# Problem to solve
Pictures stay out of the answer, but every line of the material must be restated exactly.

Segment Open

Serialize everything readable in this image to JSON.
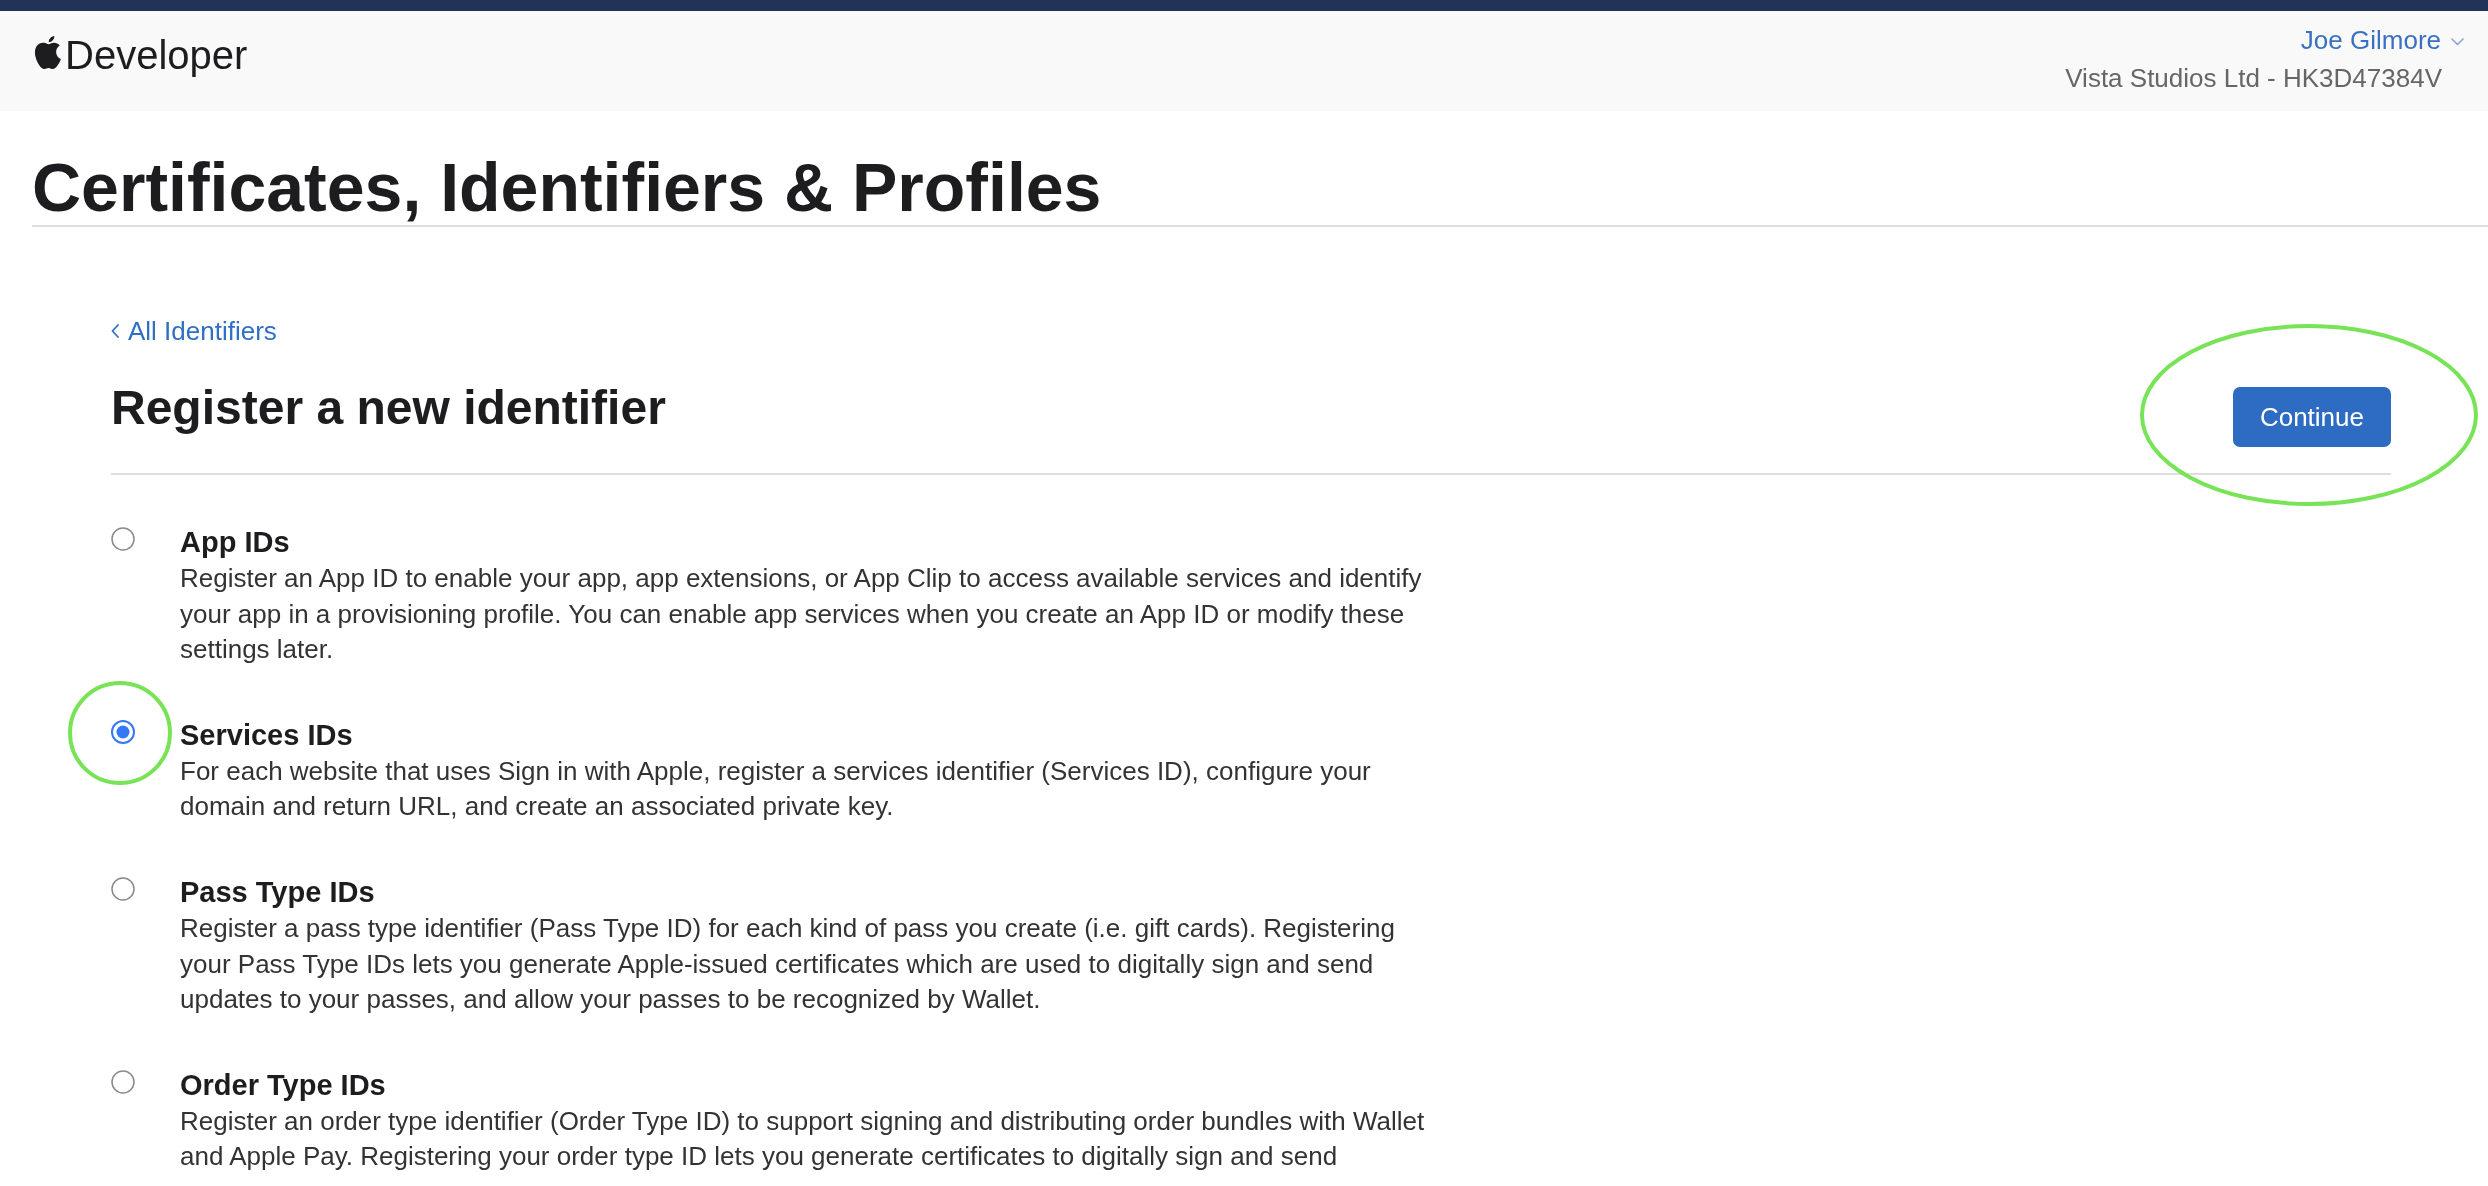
{
  "header": {
    "logo_text": "Developer",
    "account": {
      "name": "Joe Gilmore",
      "team": "Vista Studios Ltd - HK3D47384V"
    }
  },
  "page_title": "Certificates, Identifiers & Profiles",
  "back_link": {
    "label": "All Identifiers"
  },
  "form": {
    "title": "Register a new identifier",
    "continue_button": {
      "label": "Continue",
      "highlighted": true
    },
    "options": [
      {
        "title": "App IDs",
        "description": "Register an App ID to enable your app, app extensions, or App Clip to access available services and identify your app in a provisioning profile. You can enable app services when you create an App ID or modify these settings later.",
        "selected": false,
        "highlighted": false
      },
      {
        "title": "Services IDs",
        "description": "For each website that uses Sign in with Apple, register a services identifier (Services ID), configure your domain and return URL, and create an associated private key.",
        "selected": true,
        "highlighted": true
      },
      {
        "title": "Pass Type IDs",
        "description": "Register a pass type identifier (Pass Type ID) for each kind of pass you create (i.e. gift cards). Registering your Pass Type IDs lets you generate Apple-issued certificates which are used to digitally sign and send updates to your passes, and allow your passes to be recognized by Wallet.",
        "selected": false,
        "highlighted": false
      },
      {
        "title": "Order Type IDs",
        "description": "Register an order type identifier (Order Type ID) to support signing and distributing order bundles with Wallet and Apple Pay. Registering your order type ID lets you generate certificates to digitally sign and send",
        "selected": false,
        "highlighted": false
      }
    ]
  }
}
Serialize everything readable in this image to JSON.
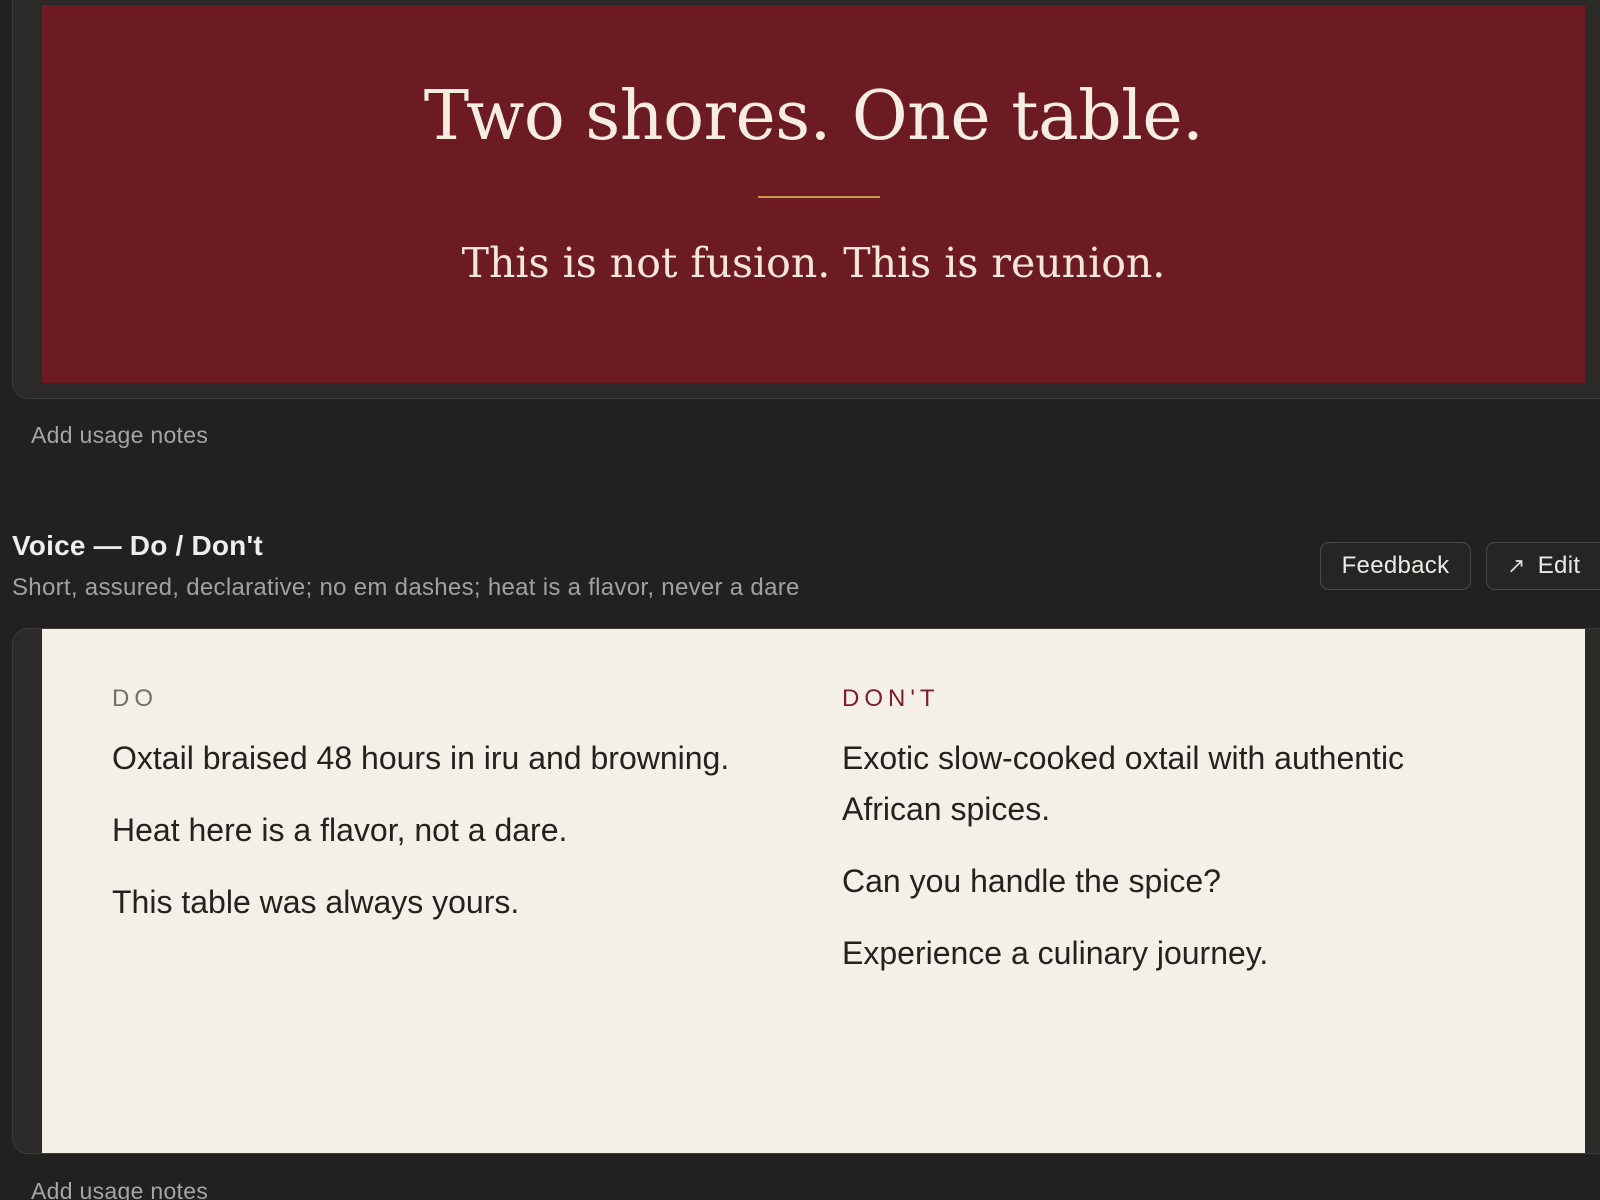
{
  "hero": {
    "title": "Two shores. One table.",
    "subtitle": "This is not fusion. This is reunion.",
    "background_color": "#6c1b22",
    "accent_rule_color": "#c79a4a"
  },
  "hero_usage_note": "Add usage notes",
  "voice_section": {
    "title": "Voice — Do / Don't",
    "description": "Short, assured, declarative; no em dashes; heat is a flavor, never a dare",
    "feedback_label": "Feedback",
    "edit_label": "Edit",
    "edit_icon": "arrow-up-right-icon",
    "do": {
      "heading": "DO",
      "items": [
        "Oxtail braised 48 hours in iru and browning.",
        "Heat here is a flavor, not a dare.",
        "This table was always yours."
      ]
    },
    "dont": {
      "heading": "DON'T",
      "items": [
        "Exotic slow-cooked oxtail with authentic African spices.",
        "Can you handle the spice?",
        "Experience a culinary journey."
      ]
    },
    "panel_color": "#f4f0e8",
    "do_color": "#6f7360",
    "dont_color": "#7d1f28"
  },
  "voice_usage_note": "Add usage notes"
}
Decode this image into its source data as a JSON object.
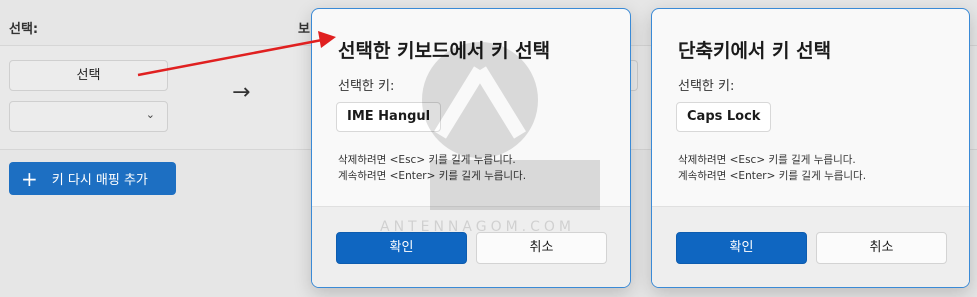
{
  "background": {
    "select_header": "선택:",
    "send_header": "보",
    "select_button": "선택",
    "arrow_glyph": "→",
    "remap_button": "키 다시 매핑 추가"
  },
  "dialog_select": {
    "title": "선택한 키보드에서 키 선택",
    "key_label": "선택한 키:",
    "key_value": "IME Hangul",
    "hint_line1": "삭제하려면 <Esc> 키를 길게 누릅니다.",
    "hint_line2": "계속하려면 <Enter> 키를 길게 누릅니다.",
    "ok_label": "확인",
    "cancel_label": "취소"
  },
  "dialog_shortcut": {
    "title": "단축키에서 키 선택",
    "key_label": "선택한 키:",
    "key_value": "Caps Lock",
    "hint_line1": "삭제하려면 <Esc> 키를 길게 누릅니다.",
    "hint_line2": "계속하려면 <Enter> 키를 길게 누릅니다.",
    "ok_label": "확인",
    "cancel_label": "취소"
  },
  "watermark": {
    "text": "ANTENNAGOM.COM"
  },
  "colors": {
    "accent": "#0f66c1",
    "annotation_red": "#e02020"
  }
}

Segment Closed

# Result
Serialize everything readable in this image to JSON.
{
  "header": {
    "logo_text": "Developer",
    "account": {
      "name": "Joe Gilmore",
      "team": "Vista Studios Ltd - HK3D47384V"
    }
  },
  "page_title": "Certificates, Identifiers & Profiles",
  "back_link": {
    "label": "All Identifiers"
  },
  "form": {
    "title": "Register a new identifier",
    "continue_button": {
      "label": "Continue",
      "highlighted": true
    },
    "options": [
      {
        "title": "App IDs",
        "description": "Register an App ID to enable your app, app extensions, or App Clip to access available services and identify your app in a provisioning profile. You can enable app services when you create an App ID or modify these settings later.",
        "selected": false,
        "highlighted": false
      },
      {
        "title": "Services IDs",
        "description": "For each website that uses Sign in with Apple, register a services identifier (Services ID), configure your domain and return URL, and create an associated private key.",
        "selected": true,
        "highlighted": true
      },
      {
        "title": "Pass Type IDs",
        "description": "Register a pass type identifier (Pass Type ID) for each kind of pass you create (i.e. gift cards). Registering your Pass Type IDs lets you generate Apple-issued certificates which are used to digitally sign and send updates to your passes, and allow your passes to be recognized by Wallet.",
        "selected": false,
        "highlighted": false
      },
      {
        "title": "Order Type IDs",
        "description": "Register an order type identifier (Order Type ID) to support signing and distributing order bundles with Wallet and Apple Pay. Registering your order type ID lets you generate certificates to digitally sign and send",
        "selected": false,
        "highlighted": false
      }
    ]
  }
}
Serialize everything readable in this image to JSON.
{
  "hero": {
    "title": "Two shores. One table.",
    "subtitle": "This is not fusion. This is reunion.",
    "background_color": "#6c1b22",
    "accent_rule_color": "#c79a4a"
  },
  "hero_usage_note": "Add usage notes",
  "voice_section": {
    "title": "Voice — Do / Don't",
    "description": "Short, assured, declarative; no em dashes; heat is a flavor, never a dare",
    "feedback_label": "Feedback",
    "edit_label": "Edit",
    "edit_icon": "arrow-up-right-icon",
    "do": {
      "heading": "DO",
      "items": [
        "Oxtail braised 48 hours in iru and browning.",
        "Heat here is a flavor, not a dare.",
        "This table was always yours."
      ]
    },
    "dont": {
      "heading": "DON'T",
      "items": [
        "Exotic slow-cooked oxtail with authentic African spices.",
        "Can you handle the spice?",
        "Experience a culinary journey."
      ]
    },
    "panel_color": "#f4f0e8",
    "do_color": "#6f7360",
    "dont_color": "#7d1f28"
  },
  "voice_usage_note": "Add usage notes"
}
Decode this image into its source data as a JSON object.
{
  "background": {
    "select_header": "선택:",
    "send_header": "보",
    "select_button": "선택",
    "arrow_glyph": "→",
    "remap_button": "키 다시 매핑 추가"
  },
  "dialog_select": {
    "title": "선택한 키보드에서 키 선택",
    "key_label": "선택한 키:",
    "key_value": "IME Hangul",
    "hint_line1": "삭제하려면 <Esc> 키를 길게 누릅니다.",
    "hint_line2": "계속하려면 <Enter> 키를 길게 누릅니다.",
    "ok_label": "확인",
    "cancel_label": "취소"
  },
  "dialog_shortcut": {
    "title": "단축키에서 키 선택",
    "key_label": "선택한 키:",
    "key_value": "Caps Lock",
    "hint_line1": "삭제하려면 <Esc> 키를 길게 누릅니다.",
    "hint_line2": "계속하려면 <Enter> 키를 길게 누릅니다.",
    "ok_label": "확인",
    "cancel_label": "취소"
  },
  "watermark": {
    "text": "ANTENNAGOM.COM"
  },
  "colors": {
    "accent": "#0f66c1",
    "annotation_red": "#e02020"
  }
}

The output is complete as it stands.